§ Entries supplied:

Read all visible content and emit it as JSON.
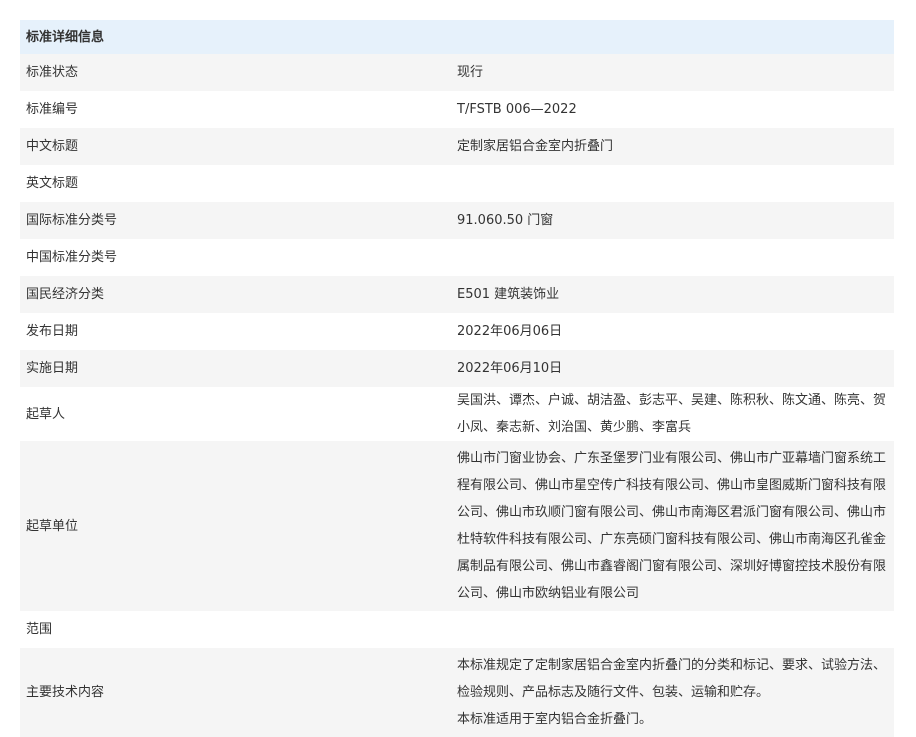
{
  "section_title": "标准详细信息",
  "rows": [
    {
      "label": "标准状态",
      "value": "现行"
    },
    {
      "label": "标准编号",
      "value": "T/FSTB 006—2022"
    },
    {
      "label": "中文标题",
      "value": "定制家居铝合金室内折叠门"
    },
    {
      "label": "英文标题",
      "value": ""
    },
    {
      "label": "国际标准分类号",
      "value": "91.060.50 门窗"
    },
    {
      "label": "中国标准分类号",
      "value": ""
    },
    {
      "label": "国民经济分类",
      "value": "E501 建筑装饰业"
    },
    {
      "label": "发布日期",
      "value": "2022年06月06日"
    },
    {
      "label": "实施日期",
      "value": "2022年06月10日"
    },
    {
      "label": "起草人",
      "value": "吴国洪、谭杰、户诚、胡洁盈、彭志平、吴建、陈积秋、陈文通、陈亮、贺小凤、秦志新、刘治国、黄少鹏、李富兵"
    },
    {
      "label": "起草单位",
      "value": "佛山市门窗业协会、广东圣堡罗门业有限公司、佛山市广亚幕墙门窗系统工程有限公司、佛山市星空传广科技有限公司、佛山市皇图威斯门窗科技有限公司、佛山市玖顺门窗有限公司、佛山市南海区君派门窗有限公司、佛山市杜特软件科技有限公司、广东亮硕门窗科技有限公司、佛山市南海区孔雀金属制品有限公司、佛山市鑫睿阁门窗有限公司、深圳好博窗控技术股份有限公司、佛山市欧纳铝业有限公司"
    },
    {
      "label": "范围",
      "value": ""
    },
    {
      "label": "主要技术内容",
      "value_lines": [
        "本标准规定了定制家居铝合金室内折叠门的分类和标记、要求、试验方法、检验规则、产品标志及随行文件、包装、运输和贮存。",
        "本标准适用于室内铝合金折叠门。"
      ]
    }
  ]
}
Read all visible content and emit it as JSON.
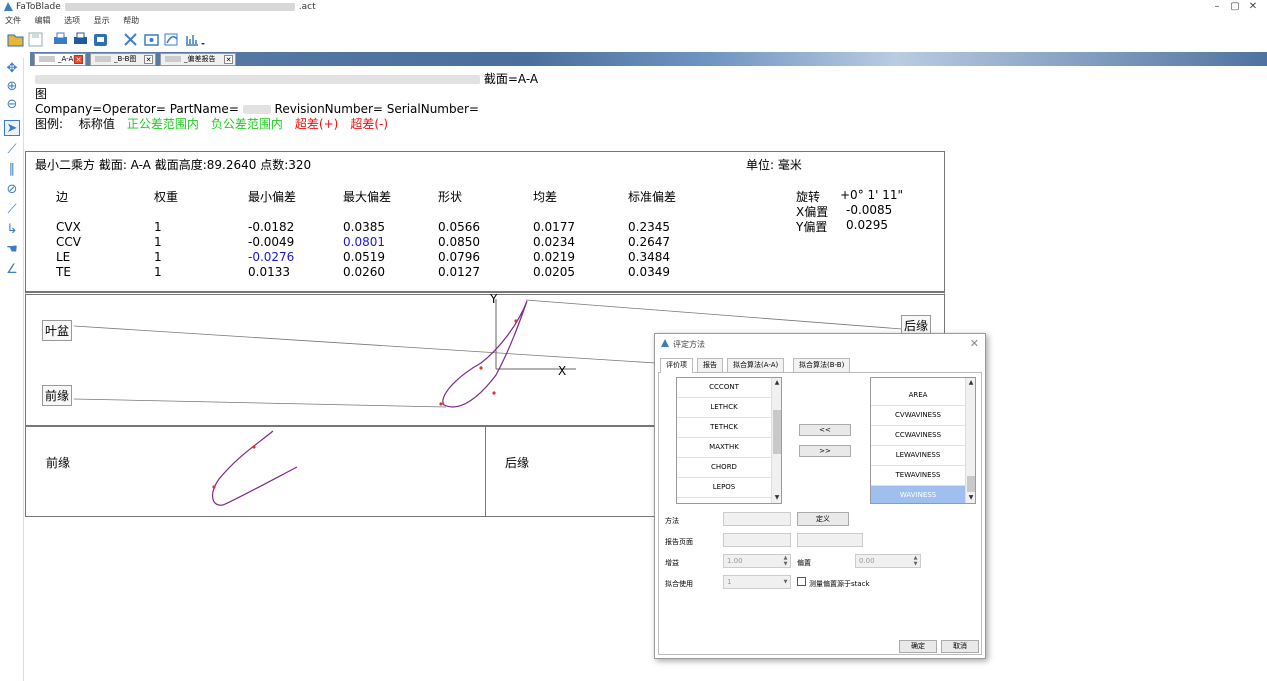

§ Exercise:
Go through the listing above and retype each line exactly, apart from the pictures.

§ Answer to the exercise:
Read all visible content and emit it as JSON.
{
  "section_title": "标准详细信息",
  "rows": [
    {
      "label": "标准状态",
      "value": "现行"
    },
    {
      "label": "标准编号",
      "value": "T/FSTB 006—2022"
    },
    {
      "label": "中文标题",
      "value": "定制家居铝合金室内折叠门"
    },
    {
      "label": "英文标题",
      "value": ""
    },
    {
      "label": "国际标准分类号",
      "value": "91.060.50 门窗"
    },
    {
      "label": "中国标准分类号",
      "value": ""
    },
    {
      "label": "国民经济分类",
      "value": "E501 建筑装饰业"
    },
    {
      "label": "发布日期",
      "value": "2022年06月06日"
    },
    {
      "label": "实施日期",
      "value": "2022年06月10日"
    },
    {
      "label": "起草人",
      "value": "吴国洪、谭杰、户诚、胡洁盈、彭志平、吴建、陈积秋、陈文通、陈亮、贺小凤、秦志新、刘治国、黄少鹏、李富兵"
    },
    {
      "label": "起草单位",
      "value": "佛山市门窗业协会、广东圣堡罗门业有限公司、佛山市广亚幕墙门窗系统工程有限公司、佛山市星空传广科技有限公司、佛山市皇图威斯门窗科技有限公司、佛山市玖顺门窗有限公司、佛山市南海区君派门窗有限公司、佛山市杜特软件科技有限公司、广东亮硕门窗科技有限公司、佛山市南海区孔雀金属制品有限公司、佛山市鑫睿阁门窗有限公司、深圳好博窗控技术股份有限公司、佛山市欧纳铝业有限公司"
    },
    {
      "label": "范围",
      "value": ""
    },
    {
      "label": "主要技术内容",
      "value_lines": [
        "本标准规定了定制家居铝合金室内折叠门的分类和标记、要求、试验方法、检验规则、产品标志及随行文件、包装、运输和贮存。",
        "本标准适用于室内铝合金折叠门。"
      ]
    }
  ]
}
Read all visible content and emit it as JSON.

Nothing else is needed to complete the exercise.